The reading from Saint Paul’s Letter to Titus that we have just heard begins solemnly with the word “apparuit”, which then comes back again in the reading at the Dawn Mass: apparuit – “there has appeared”. This is a programmatic word, by which the Church seeks to express synthetically the essence of Christmas. Formerly, people had spoken of God and formed human images of him in all sorts of different ways. God himself had spoken in many and various ways to mankind (cf. Heb 1:1 – Mass during the Day). But now something new has happened: he has appeared. He has revealed himself. He has emerged from the inaccessible light in which he dwells. He himself has come into our midst. This was the great joy of Christmas for the early Church: God has appeared. No longer is he merely an idea, no longer do we have to form a picture of him on the basis of mere words. He has “appeared”. But now we ask: how has he appeared? Who is he in reality? The reading at the Dawn Mass goes on to say: “the kindness and love of God our Saviour for mankind were revealed” (Titus 3:4). For the people of pre-Christian times, whose response to the terrors and contradictions of the world was to fear that God himself might not be good either, that he too might well be cruel and arbitrary, this was a real “epiphany”, the great light that has appeared to us: God is pure goodness.
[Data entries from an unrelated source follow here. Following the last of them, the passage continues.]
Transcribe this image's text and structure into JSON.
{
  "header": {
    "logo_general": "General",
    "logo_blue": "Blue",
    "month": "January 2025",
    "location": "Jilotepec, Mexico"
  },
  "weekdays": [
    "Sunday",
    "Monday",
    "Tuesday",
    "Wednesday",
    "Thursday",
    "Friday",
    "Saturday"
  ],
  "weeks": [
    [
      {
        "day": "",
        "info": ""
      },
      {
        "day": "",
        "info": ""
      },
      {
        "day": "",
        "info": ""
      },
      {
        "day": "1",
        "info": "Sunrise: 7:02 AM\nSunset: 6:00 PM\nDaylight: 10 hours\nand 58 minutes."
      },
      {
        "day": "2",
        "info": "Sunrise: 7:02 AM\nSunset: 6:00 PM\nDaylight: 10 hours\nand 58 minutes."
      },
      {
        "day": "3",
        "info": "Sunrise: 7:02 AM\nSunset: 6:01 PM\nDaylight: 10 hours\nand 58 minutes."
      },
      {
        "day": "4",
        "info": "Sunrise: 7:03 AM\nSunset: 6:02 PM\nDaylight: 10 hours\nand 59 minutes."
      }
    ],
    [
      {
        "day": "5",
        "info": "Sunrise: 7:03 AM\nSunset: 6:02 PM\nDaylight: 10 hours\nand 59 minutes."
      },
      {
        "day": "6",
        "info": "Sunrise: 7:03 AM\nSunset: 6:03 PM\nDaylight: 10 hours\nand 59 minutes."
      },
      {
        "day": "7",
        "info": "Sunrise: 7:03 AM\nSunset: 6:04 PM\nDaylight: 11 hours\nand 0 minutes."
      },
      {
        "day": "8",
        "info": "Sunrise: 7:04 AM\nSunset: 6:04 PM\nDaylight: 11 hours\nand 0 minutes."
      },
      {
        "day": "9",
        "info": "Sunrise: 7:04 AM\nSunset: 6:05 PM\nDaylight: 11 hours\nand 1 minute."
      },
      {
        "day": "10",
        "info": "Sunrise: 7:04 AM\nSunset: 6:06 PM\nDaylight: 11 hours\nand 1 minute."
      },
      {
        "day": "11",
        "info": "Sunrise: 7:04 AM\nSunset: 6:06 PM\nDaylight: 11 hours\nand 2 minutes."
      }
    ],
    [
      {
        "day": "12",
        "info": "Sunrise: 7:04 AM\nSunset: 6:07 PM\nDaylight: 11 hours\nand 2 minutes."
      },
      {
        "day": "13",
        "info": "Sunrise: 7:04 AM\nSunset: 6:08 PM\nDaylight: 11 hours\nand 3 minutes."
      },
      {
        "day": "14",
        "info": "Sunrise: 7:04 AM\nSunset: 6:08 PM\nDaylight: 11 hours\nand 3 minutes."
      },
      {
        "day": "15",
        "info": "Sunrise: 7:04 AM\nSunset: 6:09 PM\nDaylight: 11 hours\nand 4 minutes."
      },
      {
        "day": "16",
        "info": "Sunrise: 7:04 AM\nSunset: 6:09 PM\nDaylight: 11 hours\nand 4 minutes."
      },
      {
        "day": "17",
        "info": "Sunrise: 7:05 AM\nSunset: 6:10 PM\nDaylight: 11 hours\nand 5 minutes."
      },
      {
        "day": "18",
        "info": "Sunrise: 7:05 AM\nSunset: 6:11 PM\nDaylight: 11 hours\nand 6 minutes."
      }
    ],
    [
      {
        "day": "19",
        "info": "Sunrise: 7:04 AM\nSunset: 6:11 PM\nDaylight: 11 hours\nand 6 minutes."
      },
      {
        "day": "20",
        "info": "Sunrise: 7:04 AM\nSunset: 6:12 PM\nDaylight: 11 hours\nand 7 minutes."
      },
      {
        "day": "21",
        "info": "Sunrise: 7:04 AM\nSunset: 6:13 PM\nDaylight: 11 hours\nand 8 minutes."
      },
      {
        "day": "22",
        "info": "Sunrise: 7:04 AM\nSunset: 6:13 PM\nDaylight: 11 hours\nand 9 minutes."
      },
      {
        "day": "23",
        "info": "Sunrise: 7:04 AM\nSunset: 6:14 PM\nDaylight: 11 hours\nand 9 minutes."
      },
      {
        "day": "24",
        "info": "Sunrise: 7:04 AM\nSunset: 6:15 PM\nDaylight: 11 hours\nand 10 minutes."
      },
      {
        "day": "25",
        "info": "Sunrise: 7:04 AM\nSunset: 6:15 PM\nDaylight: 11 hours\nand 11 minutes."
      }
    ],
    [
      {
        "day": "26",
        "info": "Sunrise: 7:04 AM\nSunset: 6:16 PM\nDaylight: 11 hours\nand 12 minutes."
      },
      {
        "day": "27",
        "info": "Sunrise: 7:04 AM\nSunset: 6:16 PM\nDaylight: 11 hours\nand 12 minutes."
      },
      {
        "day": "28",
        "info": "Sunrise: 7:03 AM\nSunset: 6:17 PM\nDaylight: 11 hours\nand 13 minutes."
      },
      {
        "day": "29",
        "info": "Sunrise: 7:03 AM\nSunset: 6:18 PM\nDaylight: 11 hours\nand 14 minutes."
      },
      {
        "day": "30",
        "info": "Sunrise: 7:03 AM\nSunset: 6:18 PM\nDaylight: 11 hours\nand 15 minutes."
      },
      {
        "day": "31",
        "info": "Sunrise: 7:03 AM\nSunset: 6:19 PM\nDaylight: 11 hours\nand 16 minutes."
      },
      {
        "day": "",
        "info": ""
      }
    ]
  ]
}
Today too, people who are no longer able to recognize God through faith are asking whether the ultimate power that underpins and sustains the world is truly good, or whether evil is just as powerful and primordial as the good and the beautiful which we encounter in radiant moments in our world. “The kindness and love of God our Saviour for mankind were revealed”: this is the new, consoling certainty that is granted to us at Christmas.
Words are important because they are signs of the Word, the One Word that God spoke, the all-encompassing Word - the Son of God.